The culture in words



Upon seeing the boy entering her office, the doctor smiled at his mother and said, “How adorable!” The mother didn’t know how to respond; the young, blonde American doctor’s Spanish, while friendly, sounded unnatural and took her by surprise. The word “adorable” seemed strange when directed toward her son. She smiled shyly in response to the compliment while the child clung to her legs.

For many Latinos, the verb “adore” is associated with religion. One adores the Saints, the Virgin Mary or Jesus Christ; in English it might be translated as “worship.” The doctor later told me that she had only wanted to tell the woman that her son was cute, and she asked how one says “cute” in Spanish. In reality, there is no exact translation for cute. Every Latino country uses different words in similar situations with children, animals, toys or even adults, but none really means cute.

In their home environment, few immigrants use a word like cute to describe a child. Their verbal communication tends to be different—simple and at times sparse—except among those in the middle and upper classes who want to resemble the American middle class: they might say something like cute. In Mexico that might be “¡ay, qué lindo!” (“How pretty!”) or “¡qué chistoso está!” (“How funny he looks!”). A Mexican doctor would have known how to phrase such a comment according to the situation and the socioeconomic level and ethnicity of the mother and child.  

Communication barriers exist between Americans and Latino immigrants because of cultural differences, especially if those immigrants are coming from poverty and neglect. Language is the most obvious barrier, as it is nourished and expressed according to the habits and lifestyle of social groups. The more impoverished and abandoned the person, and the more limited their education and opportunities to advance economically and socially, the less verbally expressive he or she will be. Additionally, the cultural divide between rich and poor creates attitudes of domination and submission; these result in different uses of language when speaking inside or outside one’s group. Because it is impossible for someone outside the culture to decipher these differences, the barriers to understanding endure. So a working knowledge of Spanish or the use of a translator is not always enough when trying to communicate with an immigrant.

When a poor immigrant, accustomed to being seen and treated as inferior in his country by those who try to look and act like Americans, receives expressions of apparent respect and equality in this country, he or she can feel embarrassed, uncomfortable and confused by the friendly but unexpected and suspicious treatment. Surprised and unsure how to respond to such imposed equality, the immigrant will usually smile and say very little. Although with time, some immigrants learn the differences between their wealthy and powerful countrymen and Americans in the United States, most continue to feel different and distant because they are in a foreign territory controlled by another group. Most Americans don’t understand the reaction and its source.

Although they may have good, well-paid jobs, many immigrants feel that they suffer discrimination, maltreatment and injustice because they don’t understand a foreign system that requires punctuality, attendance, performance and letting their employer know when they are sick.  This same system also asks that they pay for telephone and electric service on time. In their home countries all these things are treated informally and inconsistently. Furthermore, they don’t understand the labor system and American socioeconomic rules, and they have different perceptions of justice and equality.

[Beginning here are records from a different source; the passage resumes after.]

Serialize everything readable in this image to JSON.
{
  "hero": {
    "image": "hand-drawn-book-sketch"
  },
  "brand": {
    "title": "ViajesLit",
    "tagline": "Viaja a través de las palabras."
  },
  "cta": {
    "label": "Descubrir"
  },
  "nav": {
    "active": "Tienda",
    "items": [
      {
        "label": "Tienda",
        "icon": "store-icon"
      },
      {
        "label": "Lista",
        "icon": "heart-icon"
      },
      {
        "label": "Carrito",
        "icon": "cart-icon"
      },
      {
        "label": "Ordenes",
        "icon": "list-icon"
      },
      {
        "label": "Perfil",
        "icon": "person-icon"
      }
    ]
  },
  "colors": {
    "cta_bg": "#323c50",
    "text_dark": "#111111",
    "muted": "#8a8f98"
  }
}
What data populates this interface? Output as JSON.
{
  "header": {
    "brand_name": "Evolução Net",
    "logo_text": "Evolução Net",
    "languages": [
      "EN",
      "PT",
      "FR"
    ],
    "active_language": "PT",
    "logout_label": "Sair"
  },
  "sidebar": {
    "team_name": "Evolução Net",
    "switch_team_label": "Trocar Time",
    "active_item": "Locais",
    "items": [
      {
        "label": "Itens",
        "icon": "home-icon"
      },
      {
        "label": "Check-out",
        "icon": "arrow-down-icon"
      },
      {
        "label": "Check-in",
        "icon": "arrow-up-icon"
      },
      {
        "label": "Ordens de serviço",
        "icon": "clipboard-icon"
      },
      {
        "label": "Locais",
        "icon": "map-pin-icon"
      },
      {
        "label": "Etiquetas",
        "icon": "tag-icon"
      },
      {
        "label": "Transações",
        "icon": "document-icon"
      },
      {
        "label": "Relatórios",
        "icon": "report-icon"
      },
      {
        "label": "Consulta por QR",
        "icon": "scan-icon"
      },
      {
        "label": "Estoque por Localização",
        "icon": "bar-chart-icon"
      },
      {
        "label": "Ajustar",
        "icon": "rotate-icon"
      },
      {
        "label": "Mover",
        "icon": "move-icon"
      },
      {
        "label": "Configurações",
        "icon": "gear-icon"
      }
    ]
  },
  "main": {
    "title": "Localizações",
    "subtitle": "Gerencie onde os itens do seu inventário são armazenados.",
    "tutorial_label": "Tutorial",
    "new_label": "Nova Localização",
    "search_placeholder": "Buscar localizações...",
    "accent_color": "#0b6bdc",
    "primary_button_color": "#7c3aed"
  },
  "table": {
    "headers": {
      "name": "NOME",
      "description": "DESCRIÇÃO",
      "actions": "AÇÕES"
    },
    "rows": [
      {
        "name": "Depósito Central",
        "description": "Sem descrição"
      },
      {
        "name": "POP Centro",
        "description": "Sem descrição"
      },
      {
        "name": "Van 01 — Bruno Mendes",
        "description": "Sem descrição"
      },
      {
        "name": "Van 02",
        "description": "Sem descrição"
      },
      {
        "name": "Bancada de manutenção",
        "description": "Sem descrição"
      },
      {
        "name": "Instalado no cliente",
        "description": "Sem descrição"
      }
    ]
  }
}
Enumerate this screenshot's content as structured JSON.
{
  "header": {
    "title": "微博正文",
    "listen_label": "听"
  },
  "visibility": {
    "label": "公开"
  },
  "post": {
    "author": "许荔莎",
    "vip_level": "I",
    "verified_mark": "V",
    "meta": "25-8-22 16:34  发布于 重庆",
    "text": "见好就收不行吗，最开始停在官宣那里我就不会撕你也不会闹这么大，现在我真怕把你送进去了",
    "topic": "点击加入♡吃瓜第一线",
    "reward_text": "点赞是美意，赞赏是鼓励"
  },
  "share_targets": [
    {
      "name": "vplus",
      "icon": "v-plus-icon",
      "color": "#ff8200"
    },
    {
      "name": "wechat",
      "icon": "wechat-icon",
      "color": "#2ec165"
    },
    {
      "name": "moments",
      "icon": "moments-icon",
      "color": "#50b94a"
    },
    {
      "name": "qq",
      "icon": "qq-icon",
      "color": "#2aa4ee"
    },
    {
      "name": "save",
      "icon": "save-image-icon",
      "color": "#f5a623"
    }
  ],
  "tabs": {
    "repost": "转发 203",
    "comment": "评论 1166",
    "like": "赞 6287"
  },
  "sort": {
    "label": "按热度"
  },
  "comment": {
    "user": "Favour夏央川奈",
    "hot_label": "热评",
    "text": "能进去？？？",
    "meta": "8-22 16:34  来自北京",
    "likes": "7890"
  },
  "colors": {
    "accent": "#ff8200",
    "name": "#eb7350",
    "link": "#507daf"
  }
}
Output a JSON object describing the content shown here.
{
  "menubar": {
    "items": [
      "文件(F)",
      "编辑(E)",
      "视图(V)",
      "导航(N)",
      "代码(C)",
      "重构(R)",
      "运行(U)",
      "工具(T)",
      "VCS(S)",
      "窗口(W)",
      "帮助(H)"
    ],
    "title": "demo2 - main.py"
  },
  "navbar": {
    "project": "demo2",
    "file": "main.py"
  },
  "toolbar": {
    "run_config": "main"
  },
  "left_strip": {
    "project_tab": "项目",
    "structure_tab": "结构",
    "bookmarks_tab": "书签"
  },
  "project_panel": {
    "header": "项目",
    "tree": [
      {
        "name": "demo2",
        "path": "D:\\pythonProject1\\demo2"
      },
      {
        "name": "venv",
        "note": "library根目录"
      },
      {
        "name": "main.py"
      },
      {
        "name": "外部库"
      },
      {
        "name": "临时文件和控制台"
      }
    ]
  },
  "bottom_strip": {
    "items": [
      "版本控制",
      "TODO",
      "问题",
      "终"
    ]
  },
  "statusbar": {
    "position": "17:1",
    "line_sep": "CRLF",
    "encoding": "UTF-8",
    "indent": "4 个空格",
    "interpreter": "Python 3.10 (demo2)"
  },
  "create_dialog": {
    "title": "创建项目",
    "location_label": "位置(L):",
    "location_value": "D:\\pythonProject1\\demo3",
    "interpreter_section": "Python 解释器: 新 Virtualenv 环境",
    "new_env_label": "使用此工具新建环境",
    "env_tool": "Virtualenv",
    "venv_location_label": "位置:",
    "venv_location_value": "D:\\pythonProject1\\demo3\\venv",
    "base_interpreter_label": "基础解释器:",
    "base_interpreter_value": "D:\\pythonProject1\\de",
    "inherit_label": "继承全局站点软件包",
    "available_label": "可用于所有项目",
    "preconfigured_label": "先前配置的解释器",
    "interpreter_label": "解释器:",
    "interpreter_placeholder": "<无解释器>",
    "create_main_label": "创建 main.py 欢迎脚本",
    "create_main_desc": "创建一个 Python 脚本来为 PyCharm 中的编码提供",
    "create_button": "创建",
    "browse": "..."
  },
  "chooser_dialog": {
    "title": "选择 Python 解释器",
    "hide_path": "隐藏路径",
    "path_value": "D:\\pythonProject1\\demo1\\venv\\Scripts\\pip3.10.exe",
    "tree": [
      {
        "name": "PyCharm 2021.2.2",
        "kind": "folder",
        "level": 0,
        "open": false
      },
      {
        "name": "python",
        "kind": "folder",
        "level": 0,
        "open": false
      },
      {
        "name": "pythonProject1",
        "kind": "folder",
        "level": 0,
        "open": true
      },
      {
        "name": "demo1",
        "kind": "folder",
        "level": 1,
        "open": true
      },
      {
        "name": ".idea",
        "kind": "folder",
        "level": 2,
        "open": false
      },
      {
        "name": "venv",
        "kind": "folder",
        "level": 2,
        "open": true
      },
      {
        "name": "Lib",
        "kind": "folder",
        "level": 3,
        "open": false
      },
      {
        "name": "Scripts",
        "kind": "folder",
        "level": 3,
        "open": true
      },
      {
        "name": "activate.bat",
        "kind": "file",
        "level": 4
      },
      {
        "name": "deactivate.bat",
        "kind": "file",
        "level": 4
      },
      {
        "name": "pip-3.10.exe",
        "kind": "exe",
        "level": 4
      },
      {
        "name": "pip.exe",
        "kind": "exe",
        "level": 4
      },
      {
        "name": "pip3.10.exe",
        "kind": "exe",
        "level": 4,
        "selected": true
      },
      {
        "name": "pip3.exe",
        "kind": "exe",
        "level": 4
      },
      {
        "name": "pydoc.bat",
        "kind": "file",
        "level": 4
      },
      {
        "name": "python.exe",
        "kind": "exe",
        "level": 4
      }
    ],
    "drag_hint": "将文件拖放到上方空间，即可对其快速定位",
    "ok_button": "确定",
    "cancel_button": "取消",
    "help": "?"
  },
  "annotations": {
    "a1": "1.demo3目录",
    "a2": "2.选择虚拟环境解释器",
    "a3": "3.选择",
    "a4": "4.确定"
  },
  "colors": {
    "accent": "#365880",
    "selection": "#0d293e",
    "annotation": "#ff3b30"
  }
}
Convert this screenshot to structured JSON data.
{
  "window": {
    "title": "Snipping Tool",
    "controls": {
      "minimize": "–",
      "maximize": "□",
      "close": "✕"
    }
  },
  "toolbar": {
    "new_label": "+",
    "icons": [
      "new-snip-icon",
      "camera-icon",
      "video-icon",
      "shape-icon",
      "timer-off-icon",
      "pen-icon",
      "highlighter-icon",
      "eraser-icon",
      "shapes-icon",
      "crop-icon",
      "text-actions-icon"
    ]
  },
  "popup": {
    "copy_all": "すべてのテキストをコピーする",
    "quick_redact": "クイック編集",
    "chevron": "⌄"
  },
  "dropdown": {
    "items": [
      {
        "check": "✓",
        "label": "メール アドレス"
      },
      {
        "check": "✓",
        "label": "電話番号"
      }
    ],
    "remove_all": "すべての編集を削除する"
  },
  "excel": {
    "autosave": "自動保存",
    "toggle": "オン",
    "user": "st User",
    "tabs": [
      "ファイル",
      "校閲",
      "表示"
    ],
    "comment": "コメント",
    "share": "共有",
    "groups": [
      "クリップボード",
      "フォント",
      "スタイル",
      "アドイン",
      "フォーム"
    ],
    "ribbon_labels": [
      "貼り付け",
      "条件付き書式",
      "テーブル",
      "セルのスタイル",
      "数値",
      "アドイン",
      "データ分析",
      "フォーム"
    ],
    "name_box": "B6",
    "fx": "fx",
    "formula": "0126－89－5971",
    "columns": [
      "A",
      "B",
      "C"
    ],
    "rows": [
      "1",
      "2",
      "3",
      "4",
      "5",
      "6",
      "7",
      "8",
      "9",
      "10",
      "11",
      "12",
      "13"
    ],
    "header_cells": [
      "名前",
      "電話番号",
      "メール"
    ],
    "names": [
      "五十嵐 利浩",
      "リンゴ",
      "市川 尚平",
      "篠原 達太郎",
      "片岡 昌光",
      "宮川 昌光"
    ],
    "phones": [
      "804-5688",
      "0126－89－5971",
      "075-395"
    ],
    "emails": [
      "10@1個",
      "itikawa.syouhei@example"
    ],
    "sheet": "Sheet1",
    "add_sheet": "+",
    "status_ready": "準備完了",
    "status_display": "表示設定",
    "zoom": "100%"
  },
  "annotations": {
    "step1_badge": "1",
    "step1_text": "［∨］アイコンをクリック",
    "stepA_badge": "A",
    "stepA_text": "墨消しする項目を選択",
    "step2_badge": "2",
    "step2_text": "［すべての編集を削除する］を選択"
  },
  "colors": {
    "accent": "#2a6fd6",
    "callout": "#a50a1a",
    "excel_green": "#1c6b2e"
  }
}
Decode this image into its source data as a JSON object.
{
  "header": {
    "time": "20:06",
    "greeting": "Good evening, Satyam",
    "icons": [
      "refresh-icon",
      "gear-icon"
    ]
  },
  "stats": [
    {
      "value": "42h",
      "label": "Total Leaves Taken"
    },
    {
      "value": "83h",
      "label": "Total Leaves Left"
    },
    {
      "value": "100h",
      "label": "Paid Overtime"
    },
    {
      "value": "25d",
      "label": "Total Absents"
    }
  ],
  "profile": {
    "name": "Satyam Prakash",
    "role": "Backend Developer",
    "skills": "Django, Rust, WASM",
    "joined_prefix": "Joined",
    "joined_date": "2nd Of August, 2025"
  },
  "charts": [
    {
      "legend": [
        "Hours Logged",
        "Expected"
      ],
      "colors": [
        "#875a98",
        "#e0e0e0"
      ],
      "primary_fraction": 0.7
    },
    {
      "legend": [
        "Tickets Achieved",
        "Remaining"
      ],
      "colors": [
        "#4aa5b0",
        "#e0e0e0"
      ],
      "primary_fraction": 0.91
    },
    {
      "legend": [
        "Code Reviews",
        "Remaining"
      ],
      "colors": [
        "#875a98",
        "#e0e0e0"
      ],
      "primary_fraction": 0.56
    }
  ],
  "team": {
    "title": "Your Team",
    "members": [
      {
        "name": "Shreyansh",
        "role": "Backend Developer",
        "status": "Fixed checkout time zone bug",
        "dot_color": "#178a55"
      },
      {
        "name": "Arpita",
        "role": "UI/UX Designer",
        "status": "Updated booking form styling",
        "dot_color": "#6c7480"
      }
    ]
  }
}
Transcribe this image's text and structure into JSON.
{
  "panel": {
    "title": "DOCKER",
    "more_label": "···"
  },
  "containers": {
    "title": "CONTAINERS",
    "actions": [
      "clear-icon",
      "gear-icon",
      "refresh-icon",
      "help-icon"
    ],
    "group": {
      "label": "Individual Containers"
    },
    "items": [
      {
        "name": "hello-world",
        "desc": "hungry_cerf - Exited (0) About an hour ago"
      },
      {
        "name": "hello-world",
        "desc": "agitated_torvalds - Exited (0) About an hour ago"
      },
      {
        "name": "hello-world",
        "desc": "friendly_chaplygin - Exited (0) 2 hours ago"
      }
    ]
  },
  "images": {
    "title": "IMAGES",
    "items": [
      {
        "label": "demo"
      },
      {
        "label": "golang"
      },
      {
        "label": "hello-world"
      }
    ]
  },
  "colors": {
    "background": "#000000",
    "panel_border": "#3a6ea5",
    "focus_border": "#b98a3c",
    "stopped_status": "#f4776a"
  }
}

In addition to all these cultural differences, which are so difficult for the average American to comprehend, there are many words that are the same in Spanish and English according to the dictionary but have very different meanings in actual usage. For example, here a “principal” works in an “office,” but in Latin America, the “director” works in a “dirección”( a word that also means “address”). And “principal” in Spanish is only used as an adjective, whereas “direction” in English refers to something else entirely. The “library” is the “biblioteca,” not the “librería”—that’s the bookstore. The list of such differences is goes on and on.

In our highly developed social and economic system, with activities concerning labor, commerce, education, law, medicine, bureaucracy, recreation, etc., we often use words similar to words in Spanish, but in different ways. This is because the infinite and complicated diversification of those activities and their formality differ enormously from those in underdeveloped Latin American countries. The gigantic gap between the two cultural systems prevents immediate and accurate translations, even when Latinos have received higher education and speak English. This is true not only for specific words, but for much of what one culture expresses, with or without words, that doesn’t necessarily have a translation or understandable explanation in the other.


Victor Reyes is a translator, teacher and writer, and a native of Puebla, Mexico. The original Spanish version of this column is available at